Laudato Si’ and Environmental Education and Actions

One of the people whose thought has inspired the creation of this website is the amazing Jorge Bergoglio, a.k.a. Pope Francis.

As a Catholic layperson participating in the Justice and Environment Mission Group of Sisters of Holy Cross in Manchester, NH, I have had the privilege to study Pope Francis’ transformative encyclical Laudato Si’ in the company of a marvelous group of Sisters.  The “Gardening for Resilience” articles on this website were a direct outgrowth of conversations shared with members of this group.

While it is vital that we inform our young people about the varied beings and the intricate and ancient interactions that characterize the world in which we live, it’s also important that we as adults educate ourselves too about the complexities of the technologically altered world which our species is currently devising. We must do this so that we, as responsible citizens of this planet, can continue to conduct our daily lives in as wise and as compassionate way as possible. We must develop and model ways of being – actions! – that are consonant with our mature understanding of ecological processes, and our regard for the health of the entire Earth Community – both human and “otherwise.”

The following are two documents that stem from this challenge.
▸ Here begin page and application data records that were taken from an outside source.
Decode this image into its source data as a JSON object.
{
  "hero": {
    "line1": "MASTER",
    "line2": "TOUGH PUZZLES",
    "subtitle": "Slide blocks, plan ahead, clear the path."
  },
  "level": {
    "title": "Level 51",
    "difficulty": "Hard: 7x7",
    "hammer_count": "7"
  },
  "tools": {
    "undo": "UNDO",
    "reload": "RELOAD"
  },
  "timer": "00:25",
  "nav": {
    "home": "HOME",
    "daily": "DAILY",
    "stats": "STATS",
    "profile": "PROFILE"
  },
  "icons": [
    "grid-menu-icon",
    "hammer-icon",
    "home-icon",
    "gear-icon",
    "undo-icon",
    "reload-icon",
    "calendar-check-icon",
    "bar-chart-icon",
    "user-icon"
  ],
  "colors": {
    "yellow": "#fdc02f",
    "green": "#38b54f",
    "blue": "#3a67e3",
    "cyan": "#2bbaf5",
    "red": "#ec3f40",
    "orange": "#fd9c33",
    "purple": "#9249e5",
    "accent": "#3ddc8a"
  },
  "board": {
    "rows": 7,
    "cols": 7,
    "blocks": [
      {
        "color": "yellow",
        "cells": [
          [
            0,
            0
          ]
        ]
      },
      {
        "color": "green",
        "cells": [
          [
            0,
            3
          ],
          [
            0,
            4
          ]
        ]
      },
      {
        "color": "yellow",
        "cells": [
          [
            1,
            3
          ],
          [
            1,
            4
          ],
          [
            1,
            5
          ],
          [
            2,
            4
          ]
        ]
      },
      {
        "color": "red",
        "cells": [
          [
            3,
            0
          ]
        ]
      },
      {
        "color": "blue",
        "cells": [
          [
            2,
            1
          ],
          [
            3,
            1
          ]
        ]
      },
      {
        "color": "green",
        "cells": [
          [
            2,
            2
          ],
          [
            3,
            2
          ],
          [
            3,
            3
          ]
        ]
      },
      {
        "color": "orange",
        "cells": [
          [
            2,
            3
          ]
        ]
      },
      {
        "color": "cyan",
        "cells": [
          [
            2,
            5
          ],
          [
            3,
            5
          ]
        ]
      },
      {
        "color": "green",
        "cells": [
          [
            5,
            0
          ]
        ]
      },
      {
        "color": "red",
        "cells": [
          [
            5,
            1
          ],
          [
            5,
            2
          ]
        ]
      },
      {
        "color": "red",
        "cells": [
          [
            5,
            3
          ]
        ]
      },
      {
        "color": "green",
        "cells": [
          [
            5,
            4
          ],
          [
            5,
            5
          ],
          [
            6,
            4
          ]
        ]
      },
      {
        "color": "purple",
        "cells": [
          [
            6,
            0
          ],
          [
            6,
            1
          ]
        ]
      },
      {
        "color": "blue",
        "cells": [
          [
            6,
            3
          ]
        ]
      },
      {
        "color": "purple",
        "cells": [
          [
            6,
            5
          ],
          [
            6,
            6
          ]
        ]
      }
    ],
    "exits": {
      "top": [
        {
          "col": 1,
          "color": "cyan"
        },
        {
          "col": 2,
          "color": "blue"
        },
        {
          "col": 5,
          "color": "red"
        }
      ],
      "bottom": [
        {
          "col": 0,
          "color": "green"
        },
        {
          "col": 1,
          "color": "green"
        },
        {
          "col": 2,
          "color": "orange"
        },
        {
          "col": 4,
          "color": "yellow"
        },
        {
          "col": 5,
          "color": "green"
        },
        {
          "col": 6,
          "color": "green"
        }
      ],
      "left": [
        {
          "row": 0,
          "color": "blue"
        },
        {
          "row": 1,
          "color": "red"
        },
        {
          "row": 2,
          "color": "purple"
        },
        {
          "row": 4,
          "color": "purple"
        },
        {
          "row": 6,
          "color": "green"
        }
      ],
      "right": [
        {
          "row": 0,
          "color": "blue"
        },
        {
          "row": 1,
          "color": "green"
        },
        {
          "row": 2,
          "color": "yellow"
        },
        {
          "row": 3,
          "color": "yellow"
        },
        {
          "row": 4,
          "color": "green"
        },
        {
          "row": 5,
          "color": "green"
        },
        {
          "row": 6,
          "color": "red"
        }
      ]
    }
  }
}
Both are directly related to Laudato Si’.  The first is simply a pretty flyer that offers a few suggestions about practices that will allow us to better embody the message of ‘Laudato Si’ in our daily lives. This flyer was developed for a Mercy2Earth event at the Parish of the Resurrection in Nashua, NH in 2017 which took place in conjunction with a campaign sponsored at that time by the Global Catholic Climate Movement.


The second is an article written as part of a project in which the Environment and Justice Group studied specific concrete manifestations of the ‘Modern’ industrial cultural paradigm, a paradigm that I personally consider to be outmoded and currently destructive in light of its negative consequences on social and ecological health, stability, and resilience. (I view it as rooted heavily in fear, objectification, an over-reliance on logical modes of information processing, excessive competitiveness, and the commodification of human to human relationships – and of human to earth relationships as well.) Some members of our group researched plastics and fossil fuels. I focused on artificial, bioengineered organisms (GMOs / BEs) and their use in industrialized food production. The following is my report.